== MATERIAL TO PROCESS ==
----------

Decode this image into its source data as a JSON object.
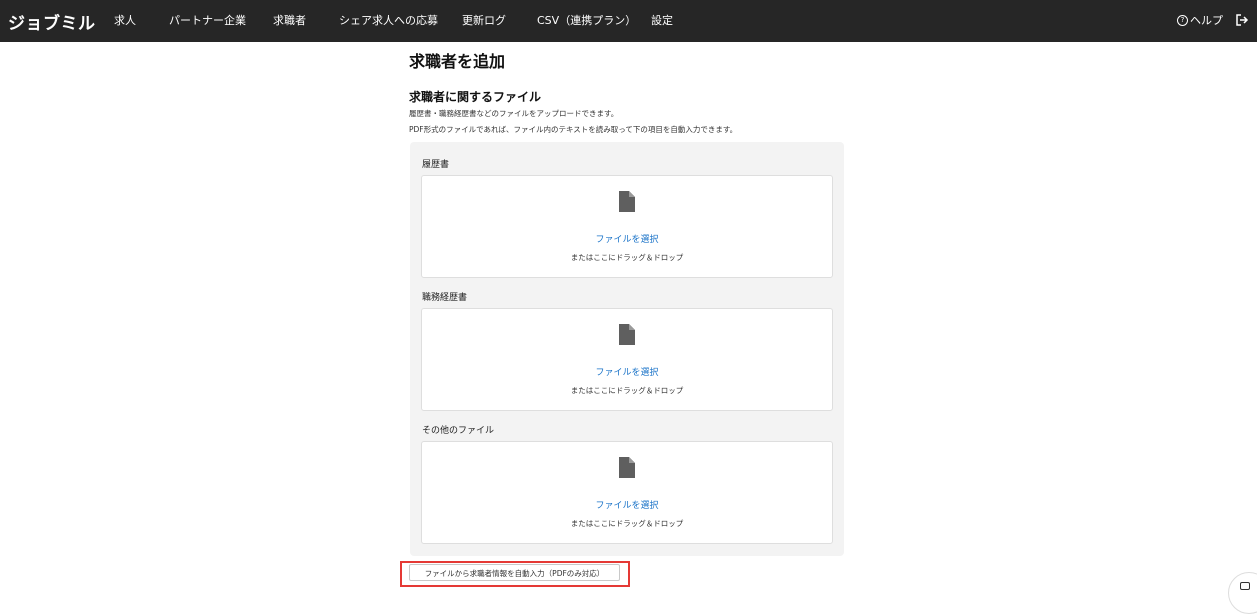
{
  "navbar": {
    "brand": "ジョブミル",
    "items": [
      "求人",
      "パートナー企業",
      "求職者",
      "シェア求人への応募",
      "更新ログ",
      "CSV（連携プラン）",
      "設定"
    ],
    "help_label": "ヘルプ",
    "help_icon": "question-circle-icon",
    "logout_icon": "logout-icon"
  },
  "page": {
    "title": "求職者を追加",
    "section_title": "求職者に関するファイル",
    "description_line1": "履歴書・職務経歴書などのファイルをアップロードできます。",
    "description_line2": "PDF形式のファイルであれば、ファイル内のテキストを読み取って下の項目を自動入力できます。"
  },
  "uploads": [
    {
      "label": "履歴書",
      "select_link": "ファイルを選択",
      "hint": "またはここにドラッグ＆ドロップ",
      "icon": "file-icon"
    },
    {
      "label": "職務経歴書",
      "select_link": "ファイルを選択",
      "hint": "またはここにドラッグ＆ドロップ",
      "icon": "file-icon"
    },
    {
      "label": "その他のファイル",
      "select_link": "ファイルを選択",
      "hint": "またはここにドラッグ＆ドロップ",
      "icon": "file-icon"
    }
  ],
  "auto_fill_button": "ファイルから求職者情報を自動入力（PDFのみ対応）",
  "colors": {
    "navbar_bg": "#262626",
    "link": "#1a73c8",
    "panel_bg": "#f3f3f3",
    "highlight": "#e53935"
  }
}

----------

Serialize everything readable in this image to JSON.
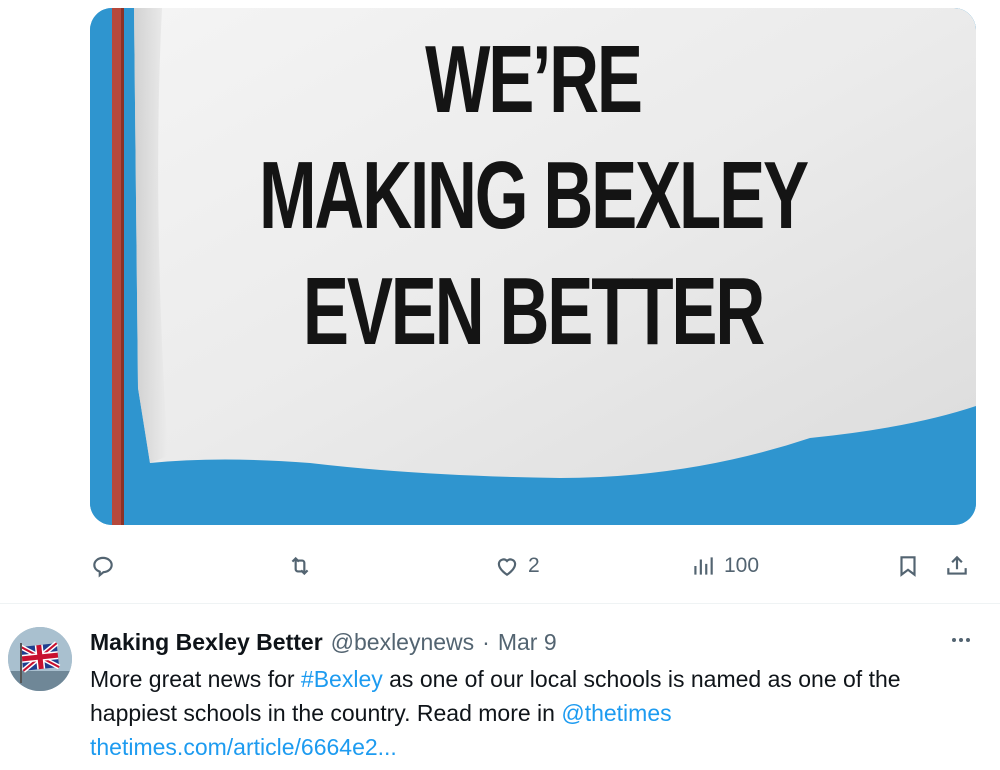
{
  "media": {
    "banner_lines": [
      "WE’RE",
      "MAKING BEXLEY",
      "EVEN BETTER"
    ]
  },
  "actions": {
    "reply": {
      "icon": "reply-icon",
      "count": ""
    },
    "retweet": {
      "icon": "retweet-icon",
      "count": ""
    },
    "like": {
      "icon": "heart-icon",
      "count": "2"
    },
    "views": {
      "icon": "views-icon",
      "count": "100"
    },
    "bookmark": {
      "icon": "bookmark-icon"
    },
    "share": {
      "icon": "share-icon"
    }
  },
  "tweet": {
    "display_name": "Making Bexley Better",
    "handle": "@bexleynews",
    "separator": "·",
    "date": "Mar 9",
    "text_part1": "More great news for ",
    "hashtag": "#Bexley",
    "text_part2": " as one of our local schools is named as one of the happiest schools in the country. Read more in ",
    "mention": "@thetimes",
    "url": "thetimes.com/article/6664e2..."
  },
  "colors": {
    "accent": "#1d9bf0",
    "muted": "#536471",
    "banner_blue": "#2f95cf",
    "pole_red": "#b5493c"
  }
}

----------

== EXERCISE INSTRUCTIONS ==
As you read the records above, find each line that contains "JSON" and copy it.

== ANSWER SPACE ==
Decode this image into its source data as a JSON object.
Serialize everything readable in this image to JSON.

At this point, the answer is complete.